_Supplied records_.
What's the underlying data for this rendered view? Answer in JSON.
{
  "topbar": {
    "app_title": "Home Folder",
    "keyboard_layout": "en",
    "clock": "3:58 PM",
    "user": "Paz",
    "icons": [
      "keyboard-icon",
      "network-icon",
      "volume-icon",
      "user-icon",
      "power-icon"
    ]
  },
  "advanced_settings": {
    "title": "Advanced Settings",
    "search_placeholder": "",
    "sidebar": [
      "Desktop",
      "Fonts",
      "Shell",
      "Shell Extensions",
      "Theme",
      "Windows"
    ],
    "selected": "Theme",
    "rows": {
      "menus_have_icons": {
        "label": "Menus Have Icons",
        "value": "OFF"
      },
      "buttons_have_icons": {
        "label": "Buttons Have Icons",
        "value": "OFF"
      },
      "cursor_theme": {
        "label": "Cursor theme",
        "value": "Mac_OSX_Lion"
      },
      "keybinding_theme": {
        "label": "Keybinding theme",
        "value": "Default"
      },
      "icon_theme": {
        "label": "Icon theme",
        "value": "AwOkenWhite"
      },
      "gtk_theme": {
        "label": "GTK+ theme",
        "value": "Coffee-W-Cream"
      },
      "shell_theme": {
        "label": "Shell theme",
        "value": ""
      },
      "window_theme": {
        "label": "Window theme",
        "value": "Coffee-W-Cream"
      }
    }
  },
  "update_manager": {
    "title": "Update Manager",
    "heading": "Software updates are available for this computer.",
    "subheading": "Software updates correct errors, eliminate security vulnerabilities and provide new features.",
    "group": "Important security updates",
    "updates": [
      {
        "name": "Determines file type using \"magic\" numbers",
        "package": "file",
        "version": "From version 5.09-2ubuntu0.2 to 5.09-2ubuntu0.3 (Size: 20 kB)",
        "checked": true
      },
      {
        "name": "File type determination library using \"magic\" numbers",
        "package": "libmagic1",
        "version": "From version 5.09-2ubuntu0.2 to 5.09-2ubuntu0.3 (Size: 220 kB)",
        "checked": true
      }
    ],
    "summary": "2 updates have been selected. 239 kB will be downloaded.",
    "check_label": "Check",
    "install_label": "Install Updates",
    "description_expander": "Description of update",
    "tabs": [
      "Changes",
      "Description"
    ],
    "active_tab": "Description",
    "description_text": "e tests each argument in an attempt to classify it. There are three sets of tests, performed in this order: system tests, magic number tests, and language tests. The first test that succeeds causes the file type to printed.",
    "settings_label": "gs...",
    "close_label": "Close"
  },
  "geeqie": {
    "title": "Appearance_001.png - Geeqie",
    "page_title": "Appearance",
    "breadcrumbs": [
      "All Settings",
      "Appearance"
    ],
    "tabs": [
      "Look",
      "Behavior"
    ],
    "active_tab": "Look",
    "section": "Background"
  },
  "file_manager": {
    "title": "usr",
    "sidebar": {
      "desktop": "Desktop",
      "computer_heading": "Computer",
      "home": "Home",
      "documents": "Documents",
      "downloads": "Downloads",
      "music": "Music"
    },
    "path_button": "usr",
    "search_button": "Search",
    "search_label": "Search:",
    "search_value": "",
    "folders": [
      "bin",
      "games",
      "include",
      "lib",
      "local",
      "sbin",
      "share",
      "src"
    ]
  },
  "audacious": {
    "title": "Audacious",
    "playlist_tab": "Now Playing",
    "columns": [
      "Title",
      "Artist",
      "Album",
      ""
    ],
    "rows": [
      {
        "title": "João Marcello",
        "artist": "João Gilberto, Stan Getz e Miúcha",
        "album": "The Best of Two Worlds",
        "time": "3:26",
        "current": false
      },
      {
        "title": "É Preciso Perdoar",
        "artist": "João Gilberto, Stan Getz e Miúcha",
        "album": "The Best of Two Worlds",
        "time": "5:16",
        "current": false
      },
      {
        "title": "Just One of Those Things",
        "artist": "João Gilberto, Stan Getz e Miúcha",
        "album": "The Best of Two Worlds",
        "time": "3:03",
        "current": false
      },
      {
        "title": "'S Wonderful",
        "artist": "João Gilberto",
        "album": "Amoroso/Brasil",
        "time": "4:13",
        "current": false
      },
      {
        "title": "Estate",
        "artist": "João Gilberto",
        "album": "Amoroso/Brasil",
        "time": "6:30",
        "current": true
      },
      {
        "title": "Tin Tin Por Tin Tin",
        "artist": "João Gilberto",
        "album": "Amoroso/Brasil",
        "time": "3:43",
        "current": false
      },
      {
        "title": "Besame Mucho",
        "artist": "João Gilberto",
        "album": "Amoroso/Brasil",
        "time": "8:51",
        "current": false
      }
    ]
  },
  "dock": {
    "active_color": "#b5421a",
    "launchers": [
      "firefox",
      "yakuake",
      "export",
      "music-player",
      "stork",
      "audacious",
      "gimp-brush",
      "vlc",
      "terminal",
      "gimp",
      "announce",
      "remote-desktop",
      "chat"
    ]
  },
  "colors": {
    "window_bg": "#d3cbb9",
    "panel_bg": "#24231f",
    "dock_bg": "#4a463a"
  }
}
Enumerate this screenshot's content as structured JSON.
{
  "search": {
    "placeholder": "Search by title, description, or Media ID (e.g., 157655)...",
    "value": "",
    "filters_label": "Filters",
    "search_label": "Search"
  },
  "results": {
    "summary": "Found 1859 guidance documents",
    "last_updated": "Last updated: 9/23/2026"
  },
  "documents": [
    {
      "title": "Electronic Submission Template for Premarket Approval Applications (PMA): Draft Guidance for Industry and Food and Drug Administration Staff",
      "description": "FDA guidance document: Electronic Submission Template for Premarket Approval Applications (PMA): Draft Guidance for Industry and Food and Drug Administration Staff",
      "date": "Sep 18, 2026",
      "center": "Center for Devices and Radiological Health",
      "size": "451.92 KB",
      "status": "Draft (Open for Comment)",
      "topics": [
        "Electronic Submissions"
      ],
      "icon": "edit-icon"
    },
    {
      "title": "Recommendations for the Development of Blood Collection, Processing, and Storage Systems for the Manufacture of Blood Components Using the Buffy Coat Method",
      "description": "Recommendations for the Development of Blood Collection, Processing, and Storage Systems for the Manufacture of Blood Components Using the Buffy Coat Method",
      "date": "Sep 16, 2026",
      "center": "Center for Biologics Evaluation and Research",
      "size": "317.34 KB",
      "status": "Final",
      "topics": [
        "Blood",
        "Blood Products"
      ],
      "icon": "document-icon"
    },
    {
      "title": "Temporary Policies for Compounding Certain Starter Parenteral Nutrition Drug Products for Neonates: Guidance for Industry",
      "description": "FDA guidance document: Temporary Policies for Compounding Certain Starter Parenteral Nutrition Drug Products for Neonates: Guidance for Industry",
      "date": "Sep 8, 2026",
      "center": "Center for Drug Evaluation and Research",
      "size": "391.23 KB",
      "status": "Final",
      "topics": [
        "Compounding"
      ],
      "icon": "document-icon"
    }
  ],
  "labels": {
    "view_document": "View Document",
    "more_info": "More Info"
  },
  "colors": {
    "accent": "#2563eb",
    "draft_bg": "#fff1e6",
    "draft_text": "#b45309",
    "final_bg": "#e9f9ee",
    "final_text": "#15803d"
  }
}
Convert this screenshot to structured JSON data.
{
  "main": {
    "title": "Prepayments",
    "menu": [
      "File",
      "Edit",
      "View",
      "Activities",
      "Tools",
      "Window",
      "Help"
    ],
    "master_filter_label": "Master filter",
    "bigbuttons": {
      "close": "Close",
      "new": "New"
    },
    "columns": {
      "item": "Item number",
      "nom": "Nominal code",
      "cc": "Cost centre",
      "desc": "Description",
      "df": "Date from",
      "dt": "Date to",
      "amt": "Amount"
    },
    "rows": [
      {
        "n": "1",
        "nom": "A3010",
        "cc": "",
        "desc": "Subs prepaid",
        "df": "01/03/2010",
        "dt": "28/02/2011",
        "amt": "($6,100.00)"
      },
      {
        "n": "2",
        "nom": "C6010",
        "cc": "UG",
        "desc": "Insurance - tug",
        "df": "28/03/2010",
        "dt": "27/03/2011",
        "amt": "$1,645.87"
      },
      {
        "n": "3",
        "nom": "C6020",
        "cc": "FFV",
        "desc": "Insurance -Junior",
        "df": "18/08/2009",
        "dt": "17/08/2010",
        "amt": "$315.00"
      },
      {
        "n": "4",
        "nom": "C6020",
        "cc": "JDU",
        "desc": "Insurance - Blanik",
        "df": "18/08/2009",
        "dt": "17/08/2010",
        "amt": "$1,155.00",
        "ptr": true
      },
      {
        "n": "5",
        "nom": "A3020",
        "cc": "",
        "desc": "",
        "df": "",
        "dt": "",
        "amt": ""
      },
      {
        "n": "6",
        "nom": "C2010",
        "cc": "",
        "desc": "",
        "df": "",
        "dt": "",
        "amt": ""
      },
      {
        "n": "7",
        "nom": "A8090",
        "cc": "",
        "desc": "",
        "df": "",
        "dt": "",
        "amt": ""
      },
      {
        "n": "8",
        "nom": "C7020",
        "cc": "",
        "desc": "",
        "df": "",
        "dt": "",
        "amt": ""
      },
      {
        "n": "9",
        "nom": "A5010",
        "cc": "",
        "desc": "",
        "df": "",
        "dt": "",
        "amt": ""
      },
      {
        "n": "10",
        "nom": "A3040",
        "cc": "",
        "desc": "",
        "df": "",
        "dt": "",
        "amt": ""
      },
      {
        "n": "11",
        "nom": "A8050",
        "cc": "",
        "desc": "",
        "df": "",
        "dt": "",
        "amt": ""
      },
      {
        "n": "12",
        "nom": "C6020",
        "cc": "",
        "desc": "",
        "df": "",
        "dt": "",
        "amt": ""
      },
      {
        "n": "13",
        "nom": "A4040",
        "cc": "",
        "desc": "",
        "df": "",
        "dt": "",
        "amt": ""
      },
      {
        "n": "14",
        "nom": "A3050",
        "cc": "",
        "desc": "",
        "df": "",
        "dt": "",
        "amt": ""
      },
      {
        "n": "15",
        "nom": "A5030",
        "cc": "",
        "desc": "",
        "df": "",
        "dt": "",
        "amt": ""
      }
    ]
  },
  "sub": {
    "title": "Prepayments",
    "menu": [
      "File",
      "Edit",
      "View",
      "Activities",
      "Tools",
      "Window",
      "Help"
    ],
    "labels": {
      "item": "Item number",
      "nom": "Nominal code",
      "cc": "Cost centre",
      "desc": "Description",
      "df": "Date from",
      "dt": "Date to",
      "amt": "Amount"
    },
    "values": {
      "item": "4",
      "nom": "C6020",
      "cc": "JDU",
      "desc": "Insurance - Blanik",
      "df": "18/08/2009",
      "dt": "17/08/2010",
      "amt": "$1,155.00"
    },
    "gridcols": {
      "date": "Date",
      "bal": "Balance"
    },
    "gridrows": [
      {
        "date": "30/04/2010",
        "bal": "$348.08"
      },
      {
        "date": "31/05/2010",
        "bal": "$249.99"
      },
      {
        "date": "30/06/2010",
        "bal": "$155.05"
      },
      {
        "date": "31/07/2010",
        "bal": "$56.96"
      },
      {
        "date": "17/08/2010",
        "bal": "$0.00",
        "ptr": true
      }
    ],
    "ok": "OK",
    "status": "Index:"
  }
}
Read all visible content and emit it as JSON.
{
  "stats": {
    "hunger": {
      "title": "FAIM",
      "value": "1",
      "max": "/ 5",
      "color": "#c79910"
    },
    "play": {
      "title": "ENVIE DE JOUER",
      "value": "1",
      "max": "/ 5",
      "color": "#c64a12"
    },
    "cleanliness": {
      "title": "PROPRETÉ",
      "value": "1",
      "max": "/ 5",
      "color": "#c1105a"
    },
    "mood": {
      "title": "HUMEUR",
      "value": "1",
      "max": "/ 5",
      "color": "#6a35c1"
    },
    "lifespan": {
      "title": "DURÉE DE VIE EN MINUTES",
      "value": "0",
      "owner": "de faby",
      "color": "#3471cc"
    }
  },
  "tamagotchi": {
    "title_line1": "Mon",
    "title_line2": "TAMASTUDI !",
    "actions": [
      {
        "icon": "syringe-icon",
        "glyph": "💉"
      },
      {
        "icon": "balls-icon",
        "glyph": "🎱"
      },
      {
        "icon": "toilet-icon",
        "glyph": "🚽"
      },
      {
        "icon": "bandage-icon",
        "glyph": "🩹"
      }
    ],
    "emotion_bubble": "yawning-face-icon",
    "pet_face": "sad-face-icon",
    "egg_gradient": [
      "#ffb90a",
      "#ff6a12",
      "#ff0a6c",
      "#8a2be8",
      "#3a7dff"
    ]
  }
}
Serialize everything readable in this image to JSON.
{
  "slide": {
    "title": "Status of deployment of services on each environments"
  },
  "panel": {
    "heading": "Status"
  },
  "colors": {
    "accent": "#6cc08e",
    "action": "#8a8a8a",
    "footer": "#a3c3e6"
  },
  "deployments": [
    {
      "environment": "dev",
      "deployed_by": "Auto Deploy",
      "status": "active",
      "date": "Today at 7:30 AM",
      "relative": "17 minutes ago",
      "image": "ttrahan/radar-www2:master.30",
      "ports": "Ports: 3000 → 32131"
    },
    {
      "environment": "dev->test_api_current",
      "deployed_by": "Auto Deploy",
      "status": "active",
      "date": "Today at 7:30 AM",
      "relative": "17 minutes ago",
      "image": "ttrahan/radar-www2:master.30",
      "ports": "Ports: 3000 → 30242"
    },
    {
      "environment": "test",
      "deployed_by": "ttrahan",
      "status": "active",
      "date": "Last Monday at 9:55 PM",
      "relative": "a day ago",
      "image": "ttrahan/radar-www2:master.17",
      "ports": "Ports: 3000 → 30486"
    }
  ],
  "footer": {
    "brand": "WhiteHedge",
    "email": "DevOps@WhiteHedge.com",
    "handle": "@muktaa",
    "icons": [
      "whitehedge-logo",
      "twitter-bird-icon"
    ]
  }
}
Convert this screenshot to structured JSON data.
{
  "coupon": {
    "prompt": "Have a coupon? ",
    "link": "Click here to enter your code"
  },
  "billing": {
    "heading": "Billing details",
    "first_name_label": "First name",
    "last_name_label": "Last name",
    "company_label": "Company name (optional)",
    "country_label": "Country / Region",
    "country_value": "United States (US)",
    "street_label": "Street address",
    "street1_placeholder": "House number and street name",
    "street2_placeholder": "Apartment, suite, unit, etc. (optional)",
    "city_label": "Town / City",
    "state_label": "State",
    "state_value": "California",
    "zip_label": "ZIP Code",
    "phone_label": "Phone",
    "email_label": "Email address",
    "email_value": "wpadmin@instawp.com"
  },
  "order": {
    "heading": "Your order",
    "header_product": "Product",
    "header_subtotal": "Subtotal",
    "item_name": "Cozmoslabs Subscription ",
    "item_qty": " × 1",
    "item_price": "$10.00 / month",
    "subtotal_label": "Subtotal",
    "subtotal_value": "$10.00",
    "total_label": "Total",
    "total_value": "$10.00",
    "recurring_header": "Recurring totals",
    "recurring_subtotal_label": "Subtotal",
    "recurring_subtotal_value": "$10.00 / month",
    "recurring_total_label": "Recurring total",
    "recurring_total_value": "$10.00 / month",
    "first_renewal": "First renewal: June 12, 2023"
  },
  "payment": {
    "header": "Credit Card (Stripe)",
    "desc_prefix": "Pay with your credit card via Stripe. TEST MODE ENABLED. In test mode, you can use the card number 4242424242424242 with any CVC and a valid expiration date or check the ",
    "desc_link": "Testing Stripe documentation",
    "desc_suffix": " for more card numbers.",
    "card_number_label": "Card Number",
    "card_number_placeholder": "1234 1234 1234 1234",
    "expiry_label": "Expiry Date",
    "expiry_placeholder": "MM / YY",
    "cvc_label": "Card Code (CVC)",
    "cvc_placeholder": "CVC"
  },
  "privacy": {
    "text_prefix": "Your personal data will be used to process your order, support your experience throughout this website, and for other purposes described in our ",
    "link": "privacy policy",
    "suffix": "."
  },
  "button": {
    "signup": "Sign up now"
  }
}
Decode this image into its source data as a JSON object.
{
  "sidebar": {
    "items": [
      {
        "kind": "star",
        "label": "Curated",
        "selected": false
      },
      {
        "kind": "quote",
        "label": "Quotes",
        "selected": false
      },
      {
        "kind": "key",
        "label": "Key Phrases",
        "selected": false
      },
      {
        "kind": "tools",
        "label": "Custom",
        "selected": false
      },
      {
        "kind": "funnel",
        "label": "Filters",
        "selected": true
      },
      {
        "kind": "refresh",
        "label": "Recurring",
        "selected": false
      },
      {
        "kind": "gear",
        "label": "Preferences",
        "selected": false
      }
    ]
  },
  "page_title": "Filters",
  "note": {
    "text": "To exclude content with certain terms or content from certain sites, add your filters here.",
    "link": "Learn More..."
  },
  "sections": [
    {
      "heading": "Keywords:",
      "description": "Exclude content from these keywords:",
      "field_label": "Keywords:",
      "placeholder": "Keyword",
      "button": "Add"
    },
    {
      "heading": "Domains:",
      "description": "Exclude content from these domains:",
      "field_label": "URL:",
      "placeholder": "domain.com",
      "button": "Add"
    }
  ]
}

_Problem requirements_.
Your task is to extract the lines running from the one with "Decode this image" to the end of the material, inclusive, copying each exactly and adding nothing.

_Written solution_.
Decode this image into its source data as a JSON object.
{
  "sidebar": {
    "items": [
      {
        "kind": "star",
        "label": "Curated",
        "selected": false
      },
      {
        "kind": "quote",
        "label": "Quotes",
        "selected": false
      },
      {
        "kind": "key",
        "label": "Key Phrases",
        "selected": false
      },
      {
        "kind": "tools",
        "label": "Custom",
        "selected": false
      },
      {
        "kind": "funnel",
        "label": "Filters",
        "selected": true
      },
      {
        "kind": "refresh",
        "label": "Recurring",
        "selected": false
      },
      {
        "kind": "gear",
        "label": "Preferences",
        "selected": false
      }
    ]
  },
  "page_title": "Filters",
  "note": {
    "text": "To exclude content with certain terms or content from certain sites, add your filters here.",
    "link": "Learn More..."
  },
  "sections": [
    {
      "heading": "Keywords:",
      "description": "Exclude content from these keywords:",
      "field_label": "Keywords:",
      "placeholder": "Keyword",
      "button": "Add"
    },
    {
      "heading": "Domains:",
      "description": "Exclude content from these domains:",
      "field_label": "URL:",
      "placeholder": "domain.com",
      "button": "Add"
    }
  ]
}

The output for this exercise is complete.